Five telephone or conference calls and at least one meeting are undertaken by the average employee every day.

The problem with this onslaught is the lack of provision put in place in order to deal with the data which is received.

In the study it came to light that 21 minutes are spent per day looking for data, which a worker knows they have seen, but cannot locate.

Over the course of a year these minutes add up and a total of two working weeks is lost, which is the equivalent of £1,248.51 if the employee receives the minimum wage.

Coupled with the time put into writing emails which are not read, this is an incredibly inefficient system and has a negative impact on the productivity of a company.

If more was done to help staff deal with incoming data then the time they save could be used in order to take on new responsibilities or tackle tasks which always get put on a back burner.

The survey showed only 20 per cent of workers had any time to devote to social media, which is emerging as important for businesses.

Two thirds of respondents said the amount of data had a negative impact on their work and one in ten reported enjoying their jobs less because of it.

Conversely, those mobile workers who work from home can find the pressure from mountains of data means they check their emails even when they are not technically at work.

Devices such as BlackBerry phones mean mountains of emails are not waiting when workers return to the office, but do make the work-life balance more precarious.

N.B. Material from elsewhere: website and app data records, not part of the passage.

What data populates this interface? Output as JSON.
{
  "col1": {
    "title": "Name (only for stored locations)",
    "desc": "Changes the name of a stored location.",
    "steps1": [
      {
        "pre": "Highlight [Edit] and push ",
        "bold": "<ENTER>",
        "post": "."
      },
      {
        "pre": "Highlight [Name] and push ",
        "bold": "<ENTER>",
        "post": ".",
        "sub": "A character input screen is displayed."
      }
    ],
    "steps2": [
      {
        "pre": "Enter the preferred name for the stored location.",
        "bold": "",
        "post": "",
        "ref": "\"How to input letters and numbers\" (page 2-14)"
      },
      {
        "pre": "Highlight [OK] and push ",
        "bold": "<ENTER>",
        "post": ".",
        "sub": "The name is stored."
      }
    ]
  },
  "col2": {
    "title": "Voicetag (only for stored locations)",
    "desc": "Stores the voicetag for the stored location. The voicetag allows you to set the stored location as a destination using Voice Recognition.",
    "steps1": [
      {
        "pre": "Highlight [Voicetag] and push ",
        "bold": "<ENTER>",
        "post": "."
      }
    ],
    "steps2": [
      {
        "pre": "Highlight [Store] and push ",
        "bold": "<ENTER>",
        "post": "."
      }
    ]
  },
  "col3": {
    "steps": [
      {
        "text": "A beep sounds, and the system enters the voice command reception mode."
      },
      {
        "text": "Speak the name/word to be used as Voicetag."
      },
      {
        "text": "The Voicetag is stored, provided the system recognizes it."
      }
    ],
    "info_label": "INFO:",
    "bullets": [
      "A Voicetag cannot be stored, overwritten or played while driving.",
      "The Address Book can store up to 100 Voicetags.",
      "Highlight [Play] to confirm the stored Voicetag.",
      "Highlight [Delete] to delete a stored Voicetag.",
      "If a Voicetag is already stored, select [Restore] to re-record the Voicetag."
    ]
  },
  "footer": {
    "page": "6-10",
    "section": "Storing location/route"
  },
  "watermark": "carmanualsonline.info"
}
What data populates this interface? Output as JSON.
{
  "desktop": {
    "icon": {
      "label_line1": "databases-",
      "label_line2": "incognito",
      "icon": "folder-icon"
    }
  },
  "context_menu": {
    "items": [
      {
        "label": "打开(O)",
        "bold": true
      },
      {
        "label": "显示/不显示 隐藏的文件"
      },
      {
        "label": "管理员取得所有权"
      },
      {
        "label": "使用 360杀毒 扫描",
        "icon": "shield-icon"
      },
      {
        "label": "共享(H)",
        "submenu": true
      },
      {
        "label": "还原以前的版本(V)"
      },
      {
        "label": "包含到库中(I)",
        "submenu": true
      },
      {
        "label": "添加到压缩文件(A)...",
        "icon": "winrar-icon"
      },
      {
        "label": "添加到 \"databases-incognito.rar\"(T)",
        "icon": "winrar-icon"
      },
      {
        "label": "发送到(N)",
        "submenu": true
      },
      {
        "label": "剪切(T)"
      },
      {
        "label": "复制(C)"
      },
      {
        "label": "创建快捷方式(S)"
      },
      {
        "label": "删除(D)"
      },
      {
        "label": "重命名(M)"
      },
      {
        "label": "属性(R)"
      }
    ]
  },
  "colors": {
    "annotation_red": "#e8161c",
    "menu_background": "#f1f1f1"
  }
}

Chris Harman, of Mindjet, said: “The way we have to work today involves assimilating information from many sources and the fact we’re struggling to do this is a very real business issue – one that will only increase as we enter the big data era. “